This is the first election in which the Basque Nationalist party has openly campaigned for independence, an issue that has divided Basque society and which has sewn mistrust between Basque leaders and the rest of Spain.

Up to now, Mr Zapatero has adopted a conciliatory stance, rejecting secession but offering talks on more self-government.

Basque nationalists, however, have turned the regional election into a plebiscite on an independence plan, named after Juan José Ibarretxe, the regional president. "The future of the Basque country will be decided here," Mr Ibarretxe promised at the close of the campaign, as supporters chanted: "Independence, independence."
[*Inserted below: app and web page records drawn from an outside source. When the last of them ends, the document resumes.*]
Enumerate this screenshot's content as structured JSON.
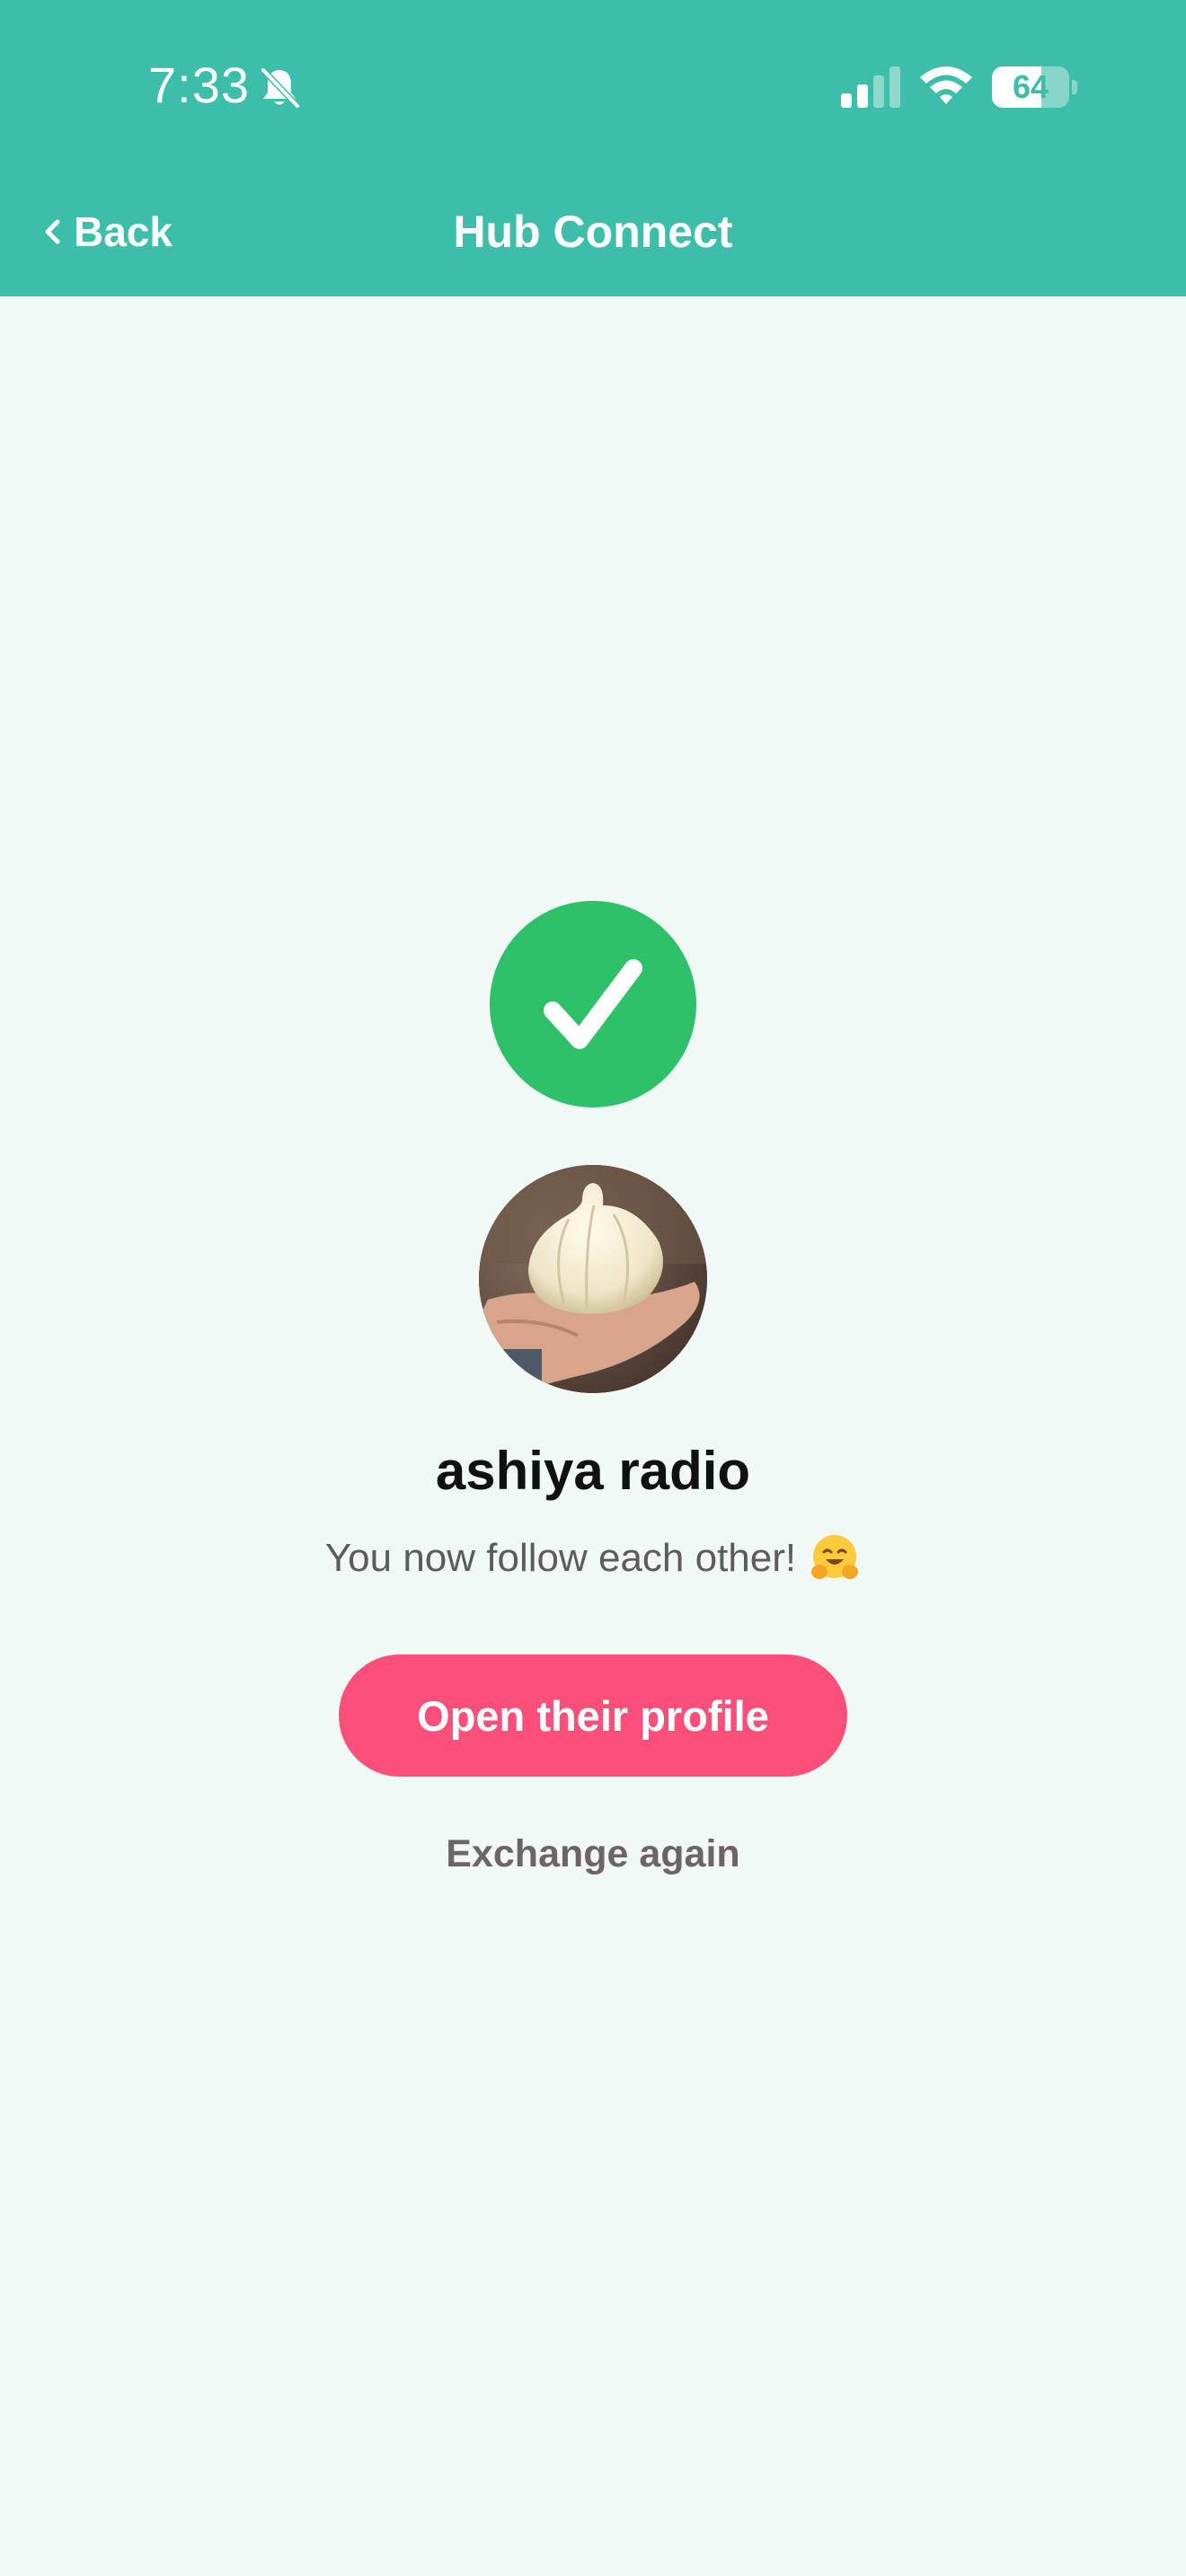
{
  "status_bar": {
    "time": "7:33",
    "battery_level": "64",
    "battery_fraction": 0.64,
    "icons": [
      "bell-slash-icon",
      "cellular-signal-icon",
      "wifi-icon",
      "battery-icon"
    ]
  },
  "nav": {
    "back_label": "Back",
    "title": "Hub Connect"
  },
  "result": {
    "success_icon": "checkmark-circle-icon",
    "avatar_description": "profile-photo",
    "user_name": "ashiya radio",
    "message": "You now follow each other!",
    "message_emoji": "hugging-face-emoji-icon"
  },
  "actions": {
    "open_profile_label": "Open their profile",
    "exchange_again_label": "Exchange again"
  },
  "colors": {
    "header_bg": "#3CBEAA",
    "page_bg": "#F0F9F5",
    "success_green": "#2FC16A",
    "primary_button": "#FB4F7B",
    "secondary_text": "#6E6467"
  }
}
If Mr Ibarretxe's nationalists retain control of the regional parliament, it will be difficult for Mr Zapatero to remain Spain's Mr Nice Guy, says Gabriel Elorriaga, spokesman for the opposition Popular party.

"Zapatero remains hugely popular, but only because he has avoided all the tough issues, at home and abroad," Mr Elorriaga says.

The toughest issue is how he will hold Spain together.

"Spaniards see problems looming in the Basque country and in Catalonia and they are confused by Zapatero's stance," says Victor Pérez Díaz, a sociologist. "Does he want to appease nationalists because the Socialist party does not have a majority in parliament and needs their support to govern in Madrid? Where will he draw the line? There is a danger that the Basque question will become a huge black hole, consuming public energy to the detriment of all other problems." The Basque elections, Mr Pérez Díaz says, may be Mr Zapatero's moment of truth.

If that is so, the 44-year-old premier, who was catapulted to office three days after the March 11 train bombings in Madrid, does not appear to be unduly troubled.

"I thought this business of governing would be complicated," Mr Zapatero was overheard telling a friend, "but really, I've got it licked."
Sad thing, I don't think he was joking; it's very like him to genuinely believe things like these, which is a problem when what he says is so deeply disconnected with reality: people hadn't been so emotionally divided in this country since the restoration of democracy after Franco dictatorship (no relation! my "Franco" is not a surname): during the transition, everybody put their differences behind (both the poeple coming from Franco regime and Socialists communists in opposition or exile) in order to reduce the risk that the still frail process would not succeed. Not that democracy, or at least formal democracy, is consolidated, Zapatero and his guys want to do something that his predecessors (namely, former PM Socialist Felipe Gonzalez) never did: to take revenge for the past. He like to say that he's for dialogue and tolerance, but the truth is that he only listens and tolerates people who already agree with him. He has never tried to reach a wide range consensus with the opposition in crucial matters as the devolution, security or important legislative reforms which he has been pushing through, disregarding the voices of official consulting bodies whose oppinion, though not mandatory, had always been listened to in the past, both by conservative and socialist governments.

But at least when he speaks, Zapatero almost sounds as these naive religious people who ventured into Africa saying, "don't worry, we'll be fine; they'll never do us anything bad, after all we're only trying to convert them to Christianity". Yes, the guys who invariably ended up beeing roosted and eaten by natives. The bad thing is that he's not only gambling himself; he's playing with fire on behalf of the whole country.